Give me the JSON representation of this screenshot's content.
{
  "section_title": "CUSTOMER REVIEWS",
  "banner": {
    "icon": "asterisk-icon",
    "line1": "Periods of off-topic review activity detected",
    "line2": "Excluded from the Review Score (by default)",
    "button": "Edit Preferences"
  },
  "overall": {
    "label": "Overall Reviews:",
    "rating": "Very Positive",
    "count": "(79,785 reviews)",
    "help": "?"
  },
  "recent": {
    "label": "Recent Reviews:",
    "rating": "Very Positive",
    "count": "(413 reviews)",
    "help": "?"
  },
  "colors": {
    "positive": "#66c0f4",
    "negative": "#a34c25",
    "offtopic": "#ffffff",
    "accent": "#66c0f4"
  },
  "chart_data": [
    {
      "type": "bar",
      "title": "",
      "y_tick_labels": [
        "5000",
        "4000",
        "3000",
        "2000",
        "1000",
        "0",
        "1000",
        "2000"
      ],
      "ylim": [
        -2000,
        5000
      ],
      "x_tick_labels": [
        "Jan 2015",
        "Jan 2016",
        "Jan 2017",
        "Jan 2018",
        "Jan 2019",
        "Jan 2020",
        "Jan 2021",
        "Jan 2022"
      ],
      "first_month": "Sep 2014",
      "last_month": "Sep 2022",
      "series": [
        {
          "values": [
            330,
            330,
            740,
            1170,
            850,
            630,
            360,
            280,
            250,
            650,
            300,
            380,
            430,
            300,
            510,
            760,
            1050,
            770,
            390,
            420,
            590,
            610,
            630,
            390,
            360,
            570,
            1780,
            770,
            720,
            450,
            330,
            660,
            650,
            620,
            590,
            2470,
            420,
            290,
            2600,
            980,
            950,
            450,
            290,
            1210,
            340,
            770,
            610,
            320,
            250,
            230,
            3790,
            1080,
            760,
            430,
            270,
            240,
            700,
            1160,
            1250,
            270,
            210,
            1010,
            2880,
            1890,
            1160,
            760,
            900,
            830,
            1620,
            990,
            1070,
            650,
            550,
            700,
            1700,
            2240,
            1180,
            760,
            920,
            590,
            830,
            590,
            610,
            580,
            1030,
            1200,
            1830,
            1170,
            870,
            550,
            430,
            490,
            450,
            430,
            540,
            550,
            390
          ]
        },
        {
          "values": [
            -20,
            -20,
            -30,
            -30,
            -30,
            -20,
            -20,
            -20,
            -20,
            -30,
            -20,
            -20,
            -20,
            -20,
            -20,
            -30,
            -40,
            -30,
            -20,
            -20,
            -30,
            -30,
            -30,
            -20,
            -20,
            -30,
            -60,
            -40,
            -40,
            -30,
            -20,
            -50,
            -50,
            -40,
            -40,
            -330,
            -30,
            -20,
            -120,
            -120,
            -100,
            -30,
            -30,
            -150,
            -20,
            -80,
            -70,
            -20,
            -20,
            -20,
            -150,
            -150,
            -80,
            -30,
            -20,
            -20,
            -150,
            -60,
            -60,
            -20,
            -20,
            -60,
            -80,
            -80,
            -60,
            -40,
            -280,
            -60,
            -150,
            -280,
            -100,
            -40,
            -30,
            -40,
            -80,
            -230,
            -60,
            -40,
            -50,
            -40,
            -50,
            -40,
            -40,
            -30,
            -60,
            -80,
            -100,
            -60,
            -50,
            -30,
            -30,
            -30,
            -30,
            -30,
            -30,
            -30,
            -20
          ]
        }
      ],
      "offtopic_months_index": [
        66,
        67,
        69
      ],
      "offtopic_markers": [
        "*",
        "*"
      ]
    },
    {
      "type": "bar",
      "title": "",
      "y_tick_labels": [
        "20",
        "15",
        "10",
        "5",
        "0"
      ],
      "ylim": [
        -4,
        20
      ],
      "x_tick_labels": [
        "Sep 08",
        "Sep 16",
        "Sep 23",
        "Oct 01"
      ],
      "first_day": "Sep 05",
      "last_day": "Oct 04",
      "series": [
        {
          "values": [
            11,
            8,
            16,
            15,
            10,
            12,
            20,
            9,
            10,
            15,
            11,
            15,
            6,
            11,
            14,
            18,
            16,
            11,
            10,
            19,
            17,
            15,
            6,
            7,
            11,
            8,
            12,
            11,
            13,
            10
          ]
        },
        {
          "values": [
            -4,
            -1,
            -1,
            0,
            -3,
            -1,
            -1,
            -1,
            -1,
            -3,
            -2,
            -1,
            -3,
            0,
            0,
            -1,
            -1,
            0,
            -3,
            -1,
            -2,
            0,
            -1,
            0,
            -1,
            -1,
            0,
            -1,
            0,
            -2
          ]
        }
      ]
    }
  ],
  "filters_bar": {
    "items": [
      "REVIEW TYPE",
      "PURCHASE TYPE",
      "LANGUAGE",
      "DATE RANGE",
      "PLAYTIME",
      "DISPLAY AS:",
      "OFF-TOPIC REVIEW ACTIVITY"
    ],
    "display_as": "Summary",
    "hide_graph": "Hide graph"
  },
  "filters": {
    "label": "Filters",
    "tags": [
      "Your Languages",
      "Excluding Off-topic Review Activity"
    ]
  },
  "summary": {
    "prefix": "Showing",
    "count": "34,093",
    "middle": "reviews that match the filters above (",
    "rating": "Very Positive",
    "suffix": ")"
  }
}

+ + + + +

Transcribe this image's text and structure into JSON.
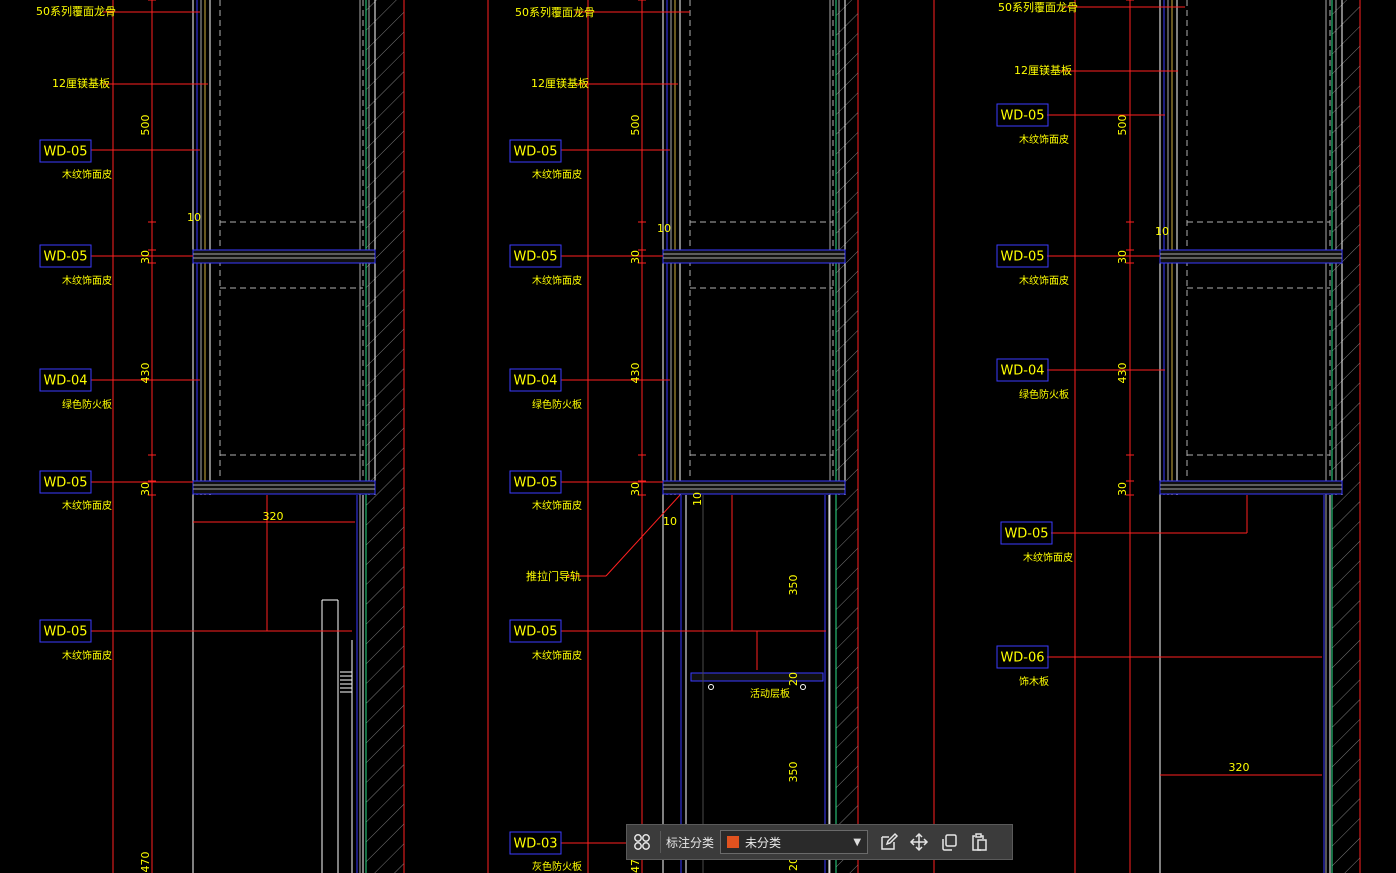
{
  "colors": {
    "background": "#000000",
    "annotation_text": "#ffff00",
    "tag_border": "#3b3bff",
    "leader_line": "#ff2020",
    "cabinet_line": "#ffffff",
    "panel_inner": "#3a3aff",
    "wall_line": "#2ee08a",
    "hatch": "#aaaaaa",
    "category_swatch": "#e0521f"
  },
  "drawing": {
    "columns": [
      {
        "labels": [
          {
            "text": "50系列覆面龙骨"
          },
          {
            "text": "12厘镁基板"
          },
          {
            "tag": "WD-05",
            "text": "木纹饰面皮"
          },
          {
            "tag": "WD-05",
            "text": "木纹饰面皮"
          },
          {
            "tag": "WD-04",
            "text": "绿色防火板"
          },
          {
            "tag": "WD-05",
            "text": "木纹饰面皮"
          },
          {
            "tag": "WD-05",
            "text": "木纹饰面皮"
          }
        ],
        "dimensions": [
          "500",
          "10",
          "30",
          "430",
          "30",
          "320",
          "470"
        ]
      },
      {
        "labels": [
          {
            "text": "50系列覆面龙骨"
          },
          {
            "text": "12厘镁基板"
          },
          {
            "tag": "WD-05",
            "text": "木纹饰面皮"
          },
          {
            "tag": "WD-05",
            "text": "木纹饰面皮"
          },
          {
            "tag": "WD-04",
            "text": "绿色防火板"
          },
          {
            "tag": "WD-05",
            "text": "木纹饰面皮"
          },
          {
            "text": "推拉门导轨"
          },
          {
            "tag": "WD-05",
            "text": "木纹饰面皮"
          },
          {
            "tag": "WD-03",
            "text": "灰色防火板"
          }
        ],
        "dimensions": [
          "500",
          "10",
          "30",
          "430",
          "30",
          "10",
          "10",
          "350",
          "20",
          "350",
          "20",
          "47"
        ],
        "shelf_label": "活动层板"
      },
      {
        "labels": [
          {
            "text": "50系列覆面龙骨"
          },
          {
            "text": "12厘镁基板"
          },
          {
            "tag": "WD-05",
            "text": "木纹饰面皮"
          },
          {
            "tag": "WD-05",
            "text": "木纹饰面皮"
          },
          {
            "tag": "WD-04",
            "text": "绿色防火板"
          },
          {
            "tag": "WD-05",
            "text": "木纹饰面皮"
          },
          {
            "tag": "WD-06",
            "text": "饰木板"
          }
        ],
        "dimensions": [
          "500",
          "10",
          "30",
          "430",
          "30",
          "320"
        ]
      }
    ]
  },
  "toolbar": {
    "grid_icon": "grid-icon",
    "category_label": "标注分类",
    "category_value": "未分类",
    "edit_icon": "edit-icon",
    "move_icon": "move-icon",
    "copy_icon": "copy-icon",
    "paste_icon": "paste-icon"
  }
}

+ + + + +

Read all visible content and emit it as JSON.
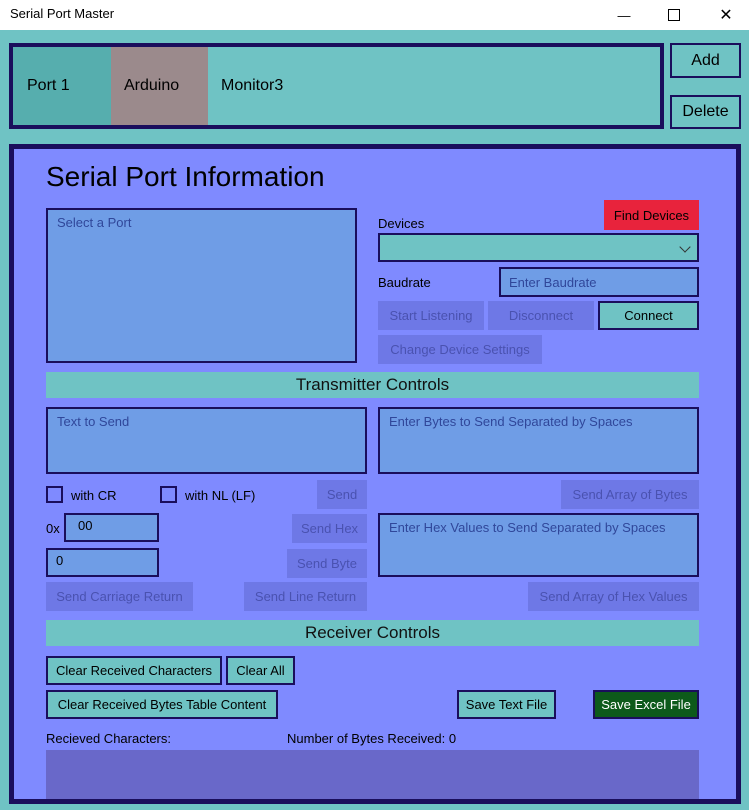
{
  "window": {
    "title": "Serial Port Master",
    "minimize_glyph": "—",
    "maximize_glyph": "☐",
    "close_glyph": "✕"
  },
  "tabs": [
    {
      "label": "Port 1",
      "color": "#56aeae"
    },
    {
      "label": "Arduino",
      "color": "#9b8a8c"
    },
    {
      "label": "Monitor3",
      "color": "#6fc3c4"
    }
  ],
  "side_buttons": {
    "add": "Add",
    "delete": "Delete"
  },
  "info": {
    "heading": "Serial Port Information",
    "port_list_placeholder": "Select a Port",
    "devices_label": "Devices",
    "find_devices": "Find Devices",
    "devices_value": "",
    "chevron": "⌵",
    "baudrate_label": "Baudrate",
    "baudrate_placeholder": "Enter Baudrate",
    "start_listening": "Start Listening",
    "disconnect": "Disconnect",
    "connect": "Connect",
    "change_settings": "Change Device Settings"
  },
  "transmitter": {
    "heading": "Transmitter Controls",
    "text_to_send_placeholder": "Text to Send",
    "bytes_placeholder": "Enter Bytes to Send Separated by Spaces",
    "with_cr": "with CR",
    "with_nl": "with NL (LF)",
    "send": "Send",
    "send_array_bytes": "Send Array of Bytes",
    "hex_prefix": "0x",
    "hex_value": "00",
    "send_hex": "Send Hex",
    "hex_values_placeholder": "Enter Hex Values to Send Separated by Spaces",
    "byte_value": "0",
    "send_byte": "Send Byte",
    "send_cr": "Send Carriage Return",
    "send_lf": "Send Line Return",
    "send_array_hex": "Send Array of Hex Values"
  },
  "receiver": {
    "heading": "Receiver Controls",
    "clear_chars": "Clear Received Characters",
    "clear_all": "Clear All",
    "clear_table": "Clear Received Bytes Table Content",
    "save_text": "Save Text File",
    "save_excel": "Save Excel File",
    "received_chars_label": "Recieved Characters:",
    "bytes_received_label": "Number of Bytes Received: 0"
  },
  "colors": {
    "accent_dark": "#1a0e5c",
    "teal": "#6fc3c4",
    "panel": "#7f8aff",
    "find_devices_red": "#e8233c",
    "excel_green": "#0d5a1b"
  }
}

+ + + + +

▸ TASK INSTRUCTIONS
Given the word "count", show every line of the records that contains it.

▸ OUTPUT FOR THIS TASK
    "count": "(79,785 reviews)",
    "count": "(413 reviews)",
    "count": "34,093",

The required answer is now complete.